An analogy is explored between iterated cycles dilution and succussion, in making homeopathic remedies, and iterated cycles of reseeding and growth, in bacterial cultures. Drawing on this analogy, the active ingredients in low and medium potency remedies may be present at early dilutions but only gradually come to ‘dominate’, while high potencies may develop from the occurrence of low-probability but faster-growing ‘mutations.’ Conclusions from this model include: ‘x’ and ‘c’ potencies are best compared by the amount of dilution, not the amount of succussion; the minimum number of succussion strokes needed per cycle is proportional to the logarithm of the dilution factor; and a plausible interpretation of why potencies at approximately regular ratios are traditionally used (the octave potencies convention).

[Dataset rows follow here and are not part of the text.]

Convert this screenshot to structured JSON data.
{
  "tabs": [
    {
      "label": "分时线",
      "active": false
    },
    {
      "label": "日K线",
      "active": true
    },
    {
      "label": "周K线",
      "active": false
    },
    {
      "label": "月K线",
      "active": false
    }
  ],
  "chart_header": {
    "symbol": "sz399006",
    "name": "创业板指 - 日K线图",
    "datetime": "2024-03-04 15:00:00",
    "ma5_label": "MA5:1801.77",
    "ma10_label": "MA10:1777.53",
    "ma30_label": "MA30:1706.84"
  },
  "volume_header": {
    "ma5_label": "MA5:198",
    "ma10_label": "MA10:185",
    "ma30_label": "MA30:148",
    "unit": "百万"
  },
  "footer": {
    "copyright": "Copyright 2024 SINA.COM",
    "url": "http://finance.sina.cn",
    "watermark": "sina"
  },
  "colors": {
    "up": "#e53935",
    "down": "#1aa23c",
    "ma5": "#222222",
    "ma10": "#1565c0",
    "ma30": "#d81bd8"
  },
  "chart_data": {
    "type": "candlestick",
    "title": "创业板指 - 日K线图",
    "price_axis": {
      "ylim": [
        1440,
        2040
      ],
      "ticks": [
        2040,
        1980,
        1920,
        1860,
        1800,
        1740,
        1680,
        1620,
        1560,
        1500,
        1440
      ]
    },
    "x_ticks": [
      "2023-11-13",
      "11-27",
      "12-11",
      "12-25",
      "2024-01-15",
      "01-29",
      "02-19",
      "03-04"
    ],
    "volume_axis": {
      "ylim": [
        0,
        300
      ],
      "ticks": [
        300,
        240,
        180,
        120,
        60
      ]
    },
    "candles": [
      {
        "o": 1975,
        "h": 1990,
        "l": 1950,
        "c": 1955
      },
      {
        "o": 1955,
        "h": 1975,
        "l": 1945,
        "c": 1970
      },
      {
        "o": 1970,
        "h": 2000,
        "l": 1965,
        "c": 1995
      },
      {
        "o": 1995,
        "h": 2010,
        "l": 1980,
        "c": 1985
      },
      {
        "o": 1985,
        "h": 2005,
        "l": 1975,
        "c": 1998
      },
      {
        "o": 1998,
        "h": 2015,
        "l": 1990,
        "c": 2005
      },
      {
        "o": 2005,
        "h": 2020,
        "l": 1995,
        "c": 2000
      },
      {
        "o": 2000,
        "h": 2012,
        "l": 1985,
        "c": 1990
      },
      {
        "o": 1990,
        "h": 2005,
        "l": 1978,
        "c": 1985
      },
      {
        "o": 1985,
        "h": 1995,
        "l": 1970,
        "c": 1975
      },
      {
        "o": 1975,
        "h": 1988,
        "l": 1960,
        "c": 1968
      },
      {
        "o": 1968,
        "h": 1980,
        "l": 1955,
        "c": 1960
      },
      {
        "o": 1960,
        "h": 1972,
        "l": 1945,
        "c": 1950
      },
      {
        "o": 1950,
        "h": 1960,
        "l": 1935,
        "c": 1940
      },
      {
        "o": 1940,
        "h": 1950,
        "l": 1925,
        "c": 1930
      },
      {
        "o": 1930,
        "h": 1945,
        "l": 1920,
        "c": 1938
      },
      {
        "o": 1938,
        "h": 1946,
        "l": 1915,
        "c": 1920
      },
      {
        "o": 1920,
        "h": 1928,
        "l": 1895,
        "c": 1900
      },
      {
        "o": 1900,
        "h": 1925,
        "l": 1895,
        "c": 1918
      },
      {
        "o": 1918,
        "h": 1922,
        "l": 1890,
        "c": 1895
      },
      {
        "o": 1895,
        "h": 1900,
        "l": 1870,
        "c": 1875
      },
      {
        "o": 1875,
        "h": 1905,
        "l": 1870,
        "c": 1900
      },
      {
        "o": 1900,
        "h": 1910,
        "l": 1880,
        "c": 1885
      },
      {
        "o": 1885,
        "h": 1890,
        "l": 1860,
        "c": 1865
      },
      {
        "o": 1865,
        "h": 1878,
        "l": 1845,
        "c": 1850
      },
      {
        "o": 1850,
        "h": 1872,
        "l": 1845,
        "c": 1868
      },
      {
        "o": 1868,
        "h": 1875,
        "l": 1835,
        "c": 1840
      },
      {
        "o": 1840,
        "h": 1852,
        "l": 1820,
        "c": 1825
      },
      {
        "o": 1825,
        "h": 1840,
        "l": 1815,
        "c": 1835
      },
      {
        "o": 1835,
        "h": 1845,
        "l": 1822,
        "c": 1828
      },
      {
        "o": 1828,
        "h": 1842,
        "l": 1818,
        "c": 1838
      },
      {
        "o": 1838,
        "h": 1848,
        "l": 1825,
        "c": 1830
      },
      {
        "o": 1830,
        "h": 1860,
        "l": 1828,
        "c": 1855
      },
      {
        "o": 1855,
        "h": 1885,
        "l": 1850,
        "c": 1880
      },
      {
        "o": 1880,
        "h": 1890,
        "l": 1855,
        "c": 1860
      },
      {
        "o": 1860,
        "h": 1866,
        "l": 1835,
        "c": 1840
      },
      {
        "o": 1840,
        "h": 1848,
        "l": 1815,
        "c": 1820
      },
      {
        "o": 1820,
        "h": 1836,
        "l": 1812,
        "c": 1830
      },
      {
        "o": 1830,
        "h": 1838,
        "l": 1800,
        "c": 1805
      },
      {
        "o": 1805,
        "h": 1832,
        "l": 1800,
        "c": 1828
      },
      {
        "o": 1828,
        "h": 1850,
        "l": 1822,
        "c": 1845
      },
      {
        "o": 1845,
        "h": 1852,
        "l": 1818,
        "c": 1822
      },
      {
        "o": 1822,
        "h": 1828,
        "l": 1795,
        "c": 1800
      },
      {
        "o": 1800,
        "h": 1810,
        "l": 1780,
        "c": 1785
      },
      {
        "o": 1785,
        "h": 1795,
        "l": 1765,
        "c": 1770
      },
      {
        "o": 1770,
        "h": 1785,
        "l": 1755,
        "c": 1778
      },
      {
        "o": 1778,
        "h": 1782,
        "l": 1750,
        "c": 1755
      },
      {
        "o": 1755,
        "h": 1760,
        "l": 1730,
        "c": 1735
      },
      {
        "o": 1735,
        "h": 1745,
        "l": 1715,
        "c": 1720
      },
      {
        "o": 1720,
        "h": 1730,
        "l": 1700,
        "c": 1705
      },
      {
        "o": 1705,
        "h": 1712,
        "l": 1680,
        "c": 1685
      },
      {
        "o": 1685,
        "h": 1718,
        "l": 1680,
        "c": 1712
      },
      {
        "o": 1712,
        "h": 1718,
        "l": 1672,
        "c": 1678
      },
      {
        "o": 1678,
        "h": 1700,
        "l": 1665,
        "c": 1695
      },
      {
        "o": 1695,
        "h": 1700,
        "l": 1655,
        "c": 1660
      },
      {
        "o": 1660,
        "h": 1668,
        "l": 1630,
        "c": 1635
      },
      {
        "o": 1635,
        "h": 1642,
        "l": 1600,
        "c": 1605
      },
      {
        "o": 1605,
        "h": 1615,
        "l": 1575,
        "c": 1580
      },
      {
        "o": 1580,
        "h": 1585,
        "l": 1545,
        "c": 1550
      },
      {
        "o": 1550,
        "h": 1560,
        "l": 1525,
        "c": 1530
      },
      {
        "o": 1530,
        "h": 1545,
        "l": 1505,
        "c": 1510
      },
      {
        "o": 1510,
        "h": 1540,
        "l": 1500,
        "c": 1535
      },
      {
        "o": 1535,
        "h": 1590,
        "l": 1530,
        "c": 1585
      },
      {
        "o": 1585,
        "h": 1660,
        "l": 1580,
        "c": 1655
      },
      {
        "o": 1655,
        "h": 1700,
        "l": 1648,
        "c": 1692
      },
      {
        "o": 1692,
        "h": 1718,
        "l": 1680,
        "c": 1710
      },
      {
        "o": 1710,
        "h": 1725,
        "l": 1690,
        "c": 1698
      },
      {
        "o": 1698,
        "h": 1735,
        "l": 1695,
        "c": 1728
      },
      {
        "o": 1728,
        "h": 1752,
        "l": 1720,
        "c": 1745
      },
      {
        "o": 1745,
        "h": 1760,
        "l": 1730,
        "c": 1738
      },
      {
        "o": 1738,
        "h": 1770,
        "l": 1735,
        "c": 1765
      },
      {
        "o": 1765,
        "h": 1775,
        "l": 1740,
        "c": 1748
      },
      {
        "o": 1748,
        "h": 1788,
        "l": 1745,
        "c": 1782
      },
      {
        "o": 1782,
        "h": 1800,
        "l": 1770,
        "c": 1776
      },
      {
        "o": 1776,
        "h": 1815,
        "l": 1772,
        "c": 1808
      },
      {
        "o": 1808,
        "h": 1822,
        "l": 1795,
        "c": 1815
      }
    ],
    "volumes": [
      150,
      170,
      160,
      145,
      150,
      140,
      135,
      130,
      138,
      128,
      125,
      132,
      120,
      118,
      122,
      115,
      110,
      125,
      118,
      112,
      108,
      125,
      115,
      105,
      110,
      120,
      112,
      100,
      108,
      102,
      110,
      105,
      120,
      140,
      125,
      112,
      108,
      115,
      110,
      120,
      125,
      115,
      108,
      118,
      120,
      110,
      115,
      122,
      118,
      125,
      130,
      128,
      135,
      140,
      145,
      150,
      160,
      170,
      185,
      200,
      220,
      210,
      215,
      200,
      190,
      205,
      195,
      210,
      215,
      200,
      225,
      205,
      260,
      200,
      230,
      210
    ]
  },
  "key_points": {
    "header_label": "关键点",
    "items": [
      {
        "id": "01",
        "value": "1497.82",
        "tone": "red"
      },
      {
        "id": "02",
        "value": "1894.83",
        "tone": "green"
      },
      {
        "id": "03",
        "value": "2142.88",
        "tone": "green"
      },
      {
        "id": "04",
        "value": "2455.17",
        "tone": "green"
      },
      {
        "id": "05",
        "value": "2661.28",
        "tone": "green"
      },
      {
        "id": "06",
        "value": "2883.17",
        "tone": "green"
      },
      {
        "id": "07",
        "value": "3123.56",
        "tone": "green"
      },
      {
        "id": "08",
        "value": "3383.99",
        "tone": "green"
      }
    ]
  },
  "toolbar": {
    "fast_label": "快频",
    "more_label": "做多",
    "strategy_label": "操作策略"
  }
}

What you find in this paper is both an astonishingly bad example of mathematical modeling, and
a dreadful abuse of differential equations. It’s pathetic to realize that anyone thought
that this piece of dreck was not too embarrasingly bad to publish.

Continue reading Bad Homeopathic Differential Equations. Yech.

Fractal Woo: Video TransCommunication

This is a short one, but after mentioning this morning how woo-meisters constantly invoke
fractals to justify their gibberish, I was reading an article at the 2% company
about Allison DuBois, the supposed psychic who the TV show “Medium” is based on. And that
led me to a perfect example of how supposed fractals are used to justify some of the
most ridiculous woo you can imagine.

Continue reading Fractal Woo: Video TransCommunication

What happens if you don't understand math? Just replace it with solipsism, and you can get published!

In the comments to another post, Blake Stacey gave me a pointer to a really obnoxious article, called “A New Theory of the Universe”, by a Robert Lanza, published in the American Scholar. Lanza’s article is a rotten piece of new-age gibberish, with all of the usual hallmarks: lots of woo, all sorts of babble about how important consciousness is, random nonsensical babblings about quantum physics, and of course, bad math.

Continue reading What happens if you don't understand math? Just replace it with solipsism, and you can get published!